§ Now I have disposed of all the minor items in the Finance Bill with which I need trouble the Committee, and I can return to my deficit. I must say that last year when I had to impose fresh taxation to the tune of £15,000,000, almost exactly the same sum as is found in the deficit with which I am confronted to-day, I did expect and hope that I should be spared the unwelcomed task of having to impose new burdens on the taxpayer in 1937. The fact that I have to make fresh calls now, in spite of the relief which is afforded to the Budget by the Defence Loans Act, is really the measure of the amount by which we have been able to accelerate our Defence programme. I cannot help thinking that the taxpayer, although he may groan and grumble at the fresh demands which are being made upon him, will find some consolation in the thought that his additional contributions represent an ever quickening approach to the goal of safety.
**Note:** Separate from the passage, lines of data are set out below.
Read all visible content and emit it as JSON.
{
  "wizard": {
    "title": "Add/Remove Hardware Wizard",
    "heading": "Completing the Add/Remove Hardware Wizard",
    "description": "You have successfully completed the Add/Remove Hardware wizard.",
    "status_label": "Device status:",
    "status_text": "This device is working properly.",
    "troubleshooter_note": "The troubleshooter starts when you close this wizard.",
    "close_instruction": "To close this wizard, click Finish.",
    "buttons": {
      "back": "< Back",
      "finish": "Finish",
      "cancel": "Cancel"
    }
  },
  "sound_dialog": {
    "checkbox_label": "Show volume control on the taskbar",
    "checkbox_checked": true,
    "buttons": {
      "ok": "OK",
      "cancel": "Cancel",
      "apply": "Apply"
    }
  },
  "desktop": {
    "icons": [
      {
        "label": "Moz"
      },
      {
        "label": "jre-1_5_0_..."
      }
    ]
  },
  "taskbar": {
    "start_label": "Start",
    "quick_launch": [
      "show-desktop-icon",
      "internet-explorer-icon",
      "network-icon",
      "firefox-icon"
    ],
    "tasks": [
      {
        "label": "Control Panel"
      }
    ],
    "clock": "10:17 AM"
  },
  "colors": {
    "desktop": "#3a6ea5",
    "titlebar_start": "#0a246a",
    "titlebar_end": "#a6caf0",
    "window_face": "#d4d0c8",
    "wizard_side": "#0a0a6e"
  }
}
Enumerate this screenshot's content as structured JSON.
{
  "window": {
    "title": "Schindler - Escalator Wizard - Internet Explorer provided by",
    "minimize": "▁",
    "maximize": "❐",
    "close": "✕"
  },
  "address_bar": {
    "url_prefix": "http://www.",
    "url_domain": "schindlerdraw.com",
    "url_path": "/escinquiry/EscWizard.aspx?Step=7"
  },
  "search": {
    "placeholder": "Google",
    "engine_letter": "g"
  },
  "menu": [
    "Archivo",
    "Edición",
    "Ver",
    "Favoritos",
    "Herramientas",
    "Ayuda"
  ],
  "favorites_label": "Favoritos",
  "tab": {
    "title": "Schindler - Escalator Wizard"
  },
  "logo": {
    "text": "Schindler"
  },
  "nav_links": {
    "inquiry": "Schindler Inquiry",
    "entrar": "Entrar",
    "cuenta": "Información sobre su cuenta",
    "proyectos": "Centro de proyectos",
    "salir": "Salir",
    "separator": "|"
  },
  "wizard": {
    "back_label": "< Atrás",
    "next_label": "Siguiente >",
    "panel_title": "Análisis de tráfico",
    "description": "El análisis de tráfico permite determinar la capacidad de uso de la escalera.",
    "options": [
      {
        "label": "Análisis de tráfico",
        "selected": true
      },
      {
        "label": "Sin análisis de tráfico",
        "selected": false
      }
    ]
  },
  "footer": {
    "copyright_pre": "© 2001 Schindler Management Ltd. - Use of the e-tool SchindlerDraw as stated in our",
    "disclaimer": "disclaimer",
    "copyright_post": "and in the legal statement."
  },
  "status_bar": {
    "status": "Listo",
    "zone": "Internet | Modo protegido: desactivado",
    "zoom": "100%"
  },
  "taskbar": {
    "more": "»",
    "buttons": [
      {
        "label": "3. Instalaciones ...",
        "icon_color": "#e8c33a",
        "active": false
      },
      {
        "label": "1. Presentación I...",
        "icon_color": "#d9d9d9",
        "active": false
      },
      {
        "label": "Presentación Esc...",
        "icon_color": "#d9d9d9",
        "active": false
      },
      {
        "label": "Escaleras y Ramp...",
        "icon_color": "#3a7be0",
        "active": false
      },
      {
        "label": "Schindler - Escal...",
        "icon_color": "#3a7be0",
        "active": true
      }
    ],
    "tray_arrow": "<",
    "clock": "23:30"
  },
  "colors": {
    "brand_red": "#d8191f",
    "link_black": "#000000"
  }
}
§ However distressing the need for new taxation may be, I cannot think it has come altogether as a surprise to the country. I am confirmed in that view by the unusually large number of suggestions which have been offered to me by correspondents with a view to assisting me to find new and hitherto untapped sources of revenue. I have had some of these suggestions collated and arranged in alphabetical order, for convenience, and I think the Committee might like to hear some of them in order that they may judge of the embarrassing opulence of the choice put before me. It has 1613 been suggested to me that I should tax or put increased taxes upon:
- Advertisements, Antiques and Automatic slot machines.
- Bachelors, Bookmakers, Bicycles and Beer.
- Cats, Cosmetics and Co-ops.
- Dogs and Débutantes.
- Fiction and Friendly Societies.
- Loud speakers and Lotteries.
- Newspapers and Newsvendors.
- Speculators and Spelter.
- Tips—also described as "gratuitous livelihoods"—and Tricycles.
- Wages and Whisky.
I am sure the Committee must admire the variety and ingenuity of these suggestions, but a very careful examination of the letters in which they have been embodied has revealed that there is one feature common to them all. They are all directed to practices and indulgences which are not shared in by their authors. To adopt a well-known couplet, they seek to
Compound for things they are inclined to
By damning those they have no mind to.
But the Chancellor of the Exchequer cannot employ a criterion of that kind. He has to consider, first, the amount of revenue which any particular tax is capable of producing. He has to set against that the cost of its collection, and although he can never leave out of his account the social, moral or economic effects of any proposal which he may make, he cannot allow personal taste and personal prejudices to govern his procedure. Therefore, while I am most grateful to all my correspondents for putting their ideas before me, after carefully considering them and applying to them the tests which experience has shown to be necessary, I am reluctantly obliged to say that none of them is of any use to me, and I shall have to look elsewhere for my missing revenue.